This power exists in all the actual or potential relationships we have. It’s your household—your spouse, your children, your grandchildren, your parents, your siblings. We have the ability to make their life easier or more difficult; we have influence there, a voice in their lives. It’s your workplace—your coworkers, your boss, your employees, your customers, your clients. Your presence has an impact on them. It’s your church—your pastor, your elders, your fellow members, their children, the ministries, the visitors. Every part of us showing up, or not, encouraging or complaining, serving and listening and giving, or not, fills or makes a hole. It’s your neighborhood and 3rd-places—the book club, the workout crew, your neighbors and their neighbors.

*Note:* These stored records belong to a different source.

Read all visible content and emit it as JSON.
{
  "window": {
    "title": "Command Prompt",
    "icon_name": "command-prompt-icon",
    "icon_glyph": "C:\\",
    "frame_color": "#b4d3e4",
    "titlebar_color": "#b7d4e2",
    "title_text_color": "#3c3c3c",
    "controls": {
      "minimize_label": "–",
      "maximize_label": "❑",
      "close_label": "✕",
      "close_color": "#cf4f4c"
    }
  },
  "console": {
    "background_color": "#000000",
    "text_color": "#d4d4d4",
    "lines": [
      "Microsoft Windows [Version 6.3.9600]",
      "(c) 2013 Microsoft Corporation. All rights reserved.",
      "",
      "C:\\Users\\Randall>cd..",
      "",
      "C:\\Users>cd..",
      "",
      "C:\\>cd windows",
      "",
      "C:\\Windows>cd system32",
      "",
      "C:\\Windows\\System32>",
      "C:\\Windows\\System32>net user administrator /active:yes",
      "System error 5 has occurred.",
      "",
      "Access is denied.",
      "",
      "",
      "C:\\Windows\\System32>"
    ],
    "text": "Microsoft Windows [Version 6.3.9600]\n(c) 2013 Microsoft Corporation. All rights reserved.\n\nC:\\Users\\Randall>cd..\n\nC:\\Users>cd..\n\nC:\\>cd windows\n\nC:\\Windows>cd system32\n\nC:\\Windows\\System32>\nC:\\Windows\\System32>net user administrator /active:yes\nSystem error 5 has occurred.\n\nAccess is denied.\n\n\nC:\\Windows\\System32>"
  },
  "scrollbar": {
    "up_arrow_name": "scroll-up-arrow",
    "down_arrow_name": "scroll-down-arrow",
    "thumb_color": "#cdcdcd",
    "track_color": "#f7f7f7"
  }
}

This is our power. The power to bless or to take, to heal or to harm, to build-up or to tear down. The power of the influence of our decision to show up; the power of the influence of our decision to stay home. The force of the shift that takes place when we give, share, join, and also withhold, hide, or withdraw. It’s us, present, absent, singing along or standing mute. This is our power. And Jesus deserves it.
How do we give it to the Lamb?
We give our authority and influence to Jesus, first, by owning our power. Don’t blather on about how you’re nobody or no one listens to you or after all what could you really do. Honestly. This is a selfish mirage. Your absence is felt as keenly as your presence. Own it. Jesus has given everyone this power, some kind of authority and influence—it’s essential to our humanity (Gen 1:28) and descriptive of human society. Jesus has put you there, among them. Or, He has tried to. If you will not say, “this is my power, Jesus,” then you will not be able to say, “Here, it’s for You, Jesus.”
Second, we give it to Jesus by influencing for Him. This means flexing, exerting. Make decisions. Show up or stay home, but do it for Him, not for you. Speak up or shut up, but do it for Him, not for you. Exerting influence on behalf of another means deciding to do what we do for their sake. In other words, it’s “making disciples of…” What is making a disciple? Seeing your power and “reign” and exerting it for Jesus’ sake. What would be the difference—at home, at work—if we used our authority to see people thrive? To bless them? To show them light and love? To be a safety, a buffer, between them and harm and injustice? To be a relief? To be a joy? To speak into their lives the love of their Creator?
Be present with power.
Third, we give it to Jesus by exerting influence with, or under, Him. We give it to Him, for Him to use. Our power, such as it is, is weakness before King Jesus. So He does not ask us to “do our best.” He asks us to join Him, by the Spirit, and see real power flow. Paul learned this after he prayed for his weakness to be taken away, for power to be given to him: God told him, “It’ll be okay. My power will flow through you, Paul. So just keep swinging, buddy!” So too for us. When we give our power to Jesus, He enters and amplifies our power. He provides “the increase.” Our power only exists with Him, and is under His power. So involve Him in all the things in which you are involved.
Be present with His power.
Conclusion. Will you today join with the angels and say, “I see my power, Jesus. And the power, influence, and authority I possess, I give to You. You deserve it! Worthy is the Lamb who was slain for me to receive all my power!”
And then, go make a dent!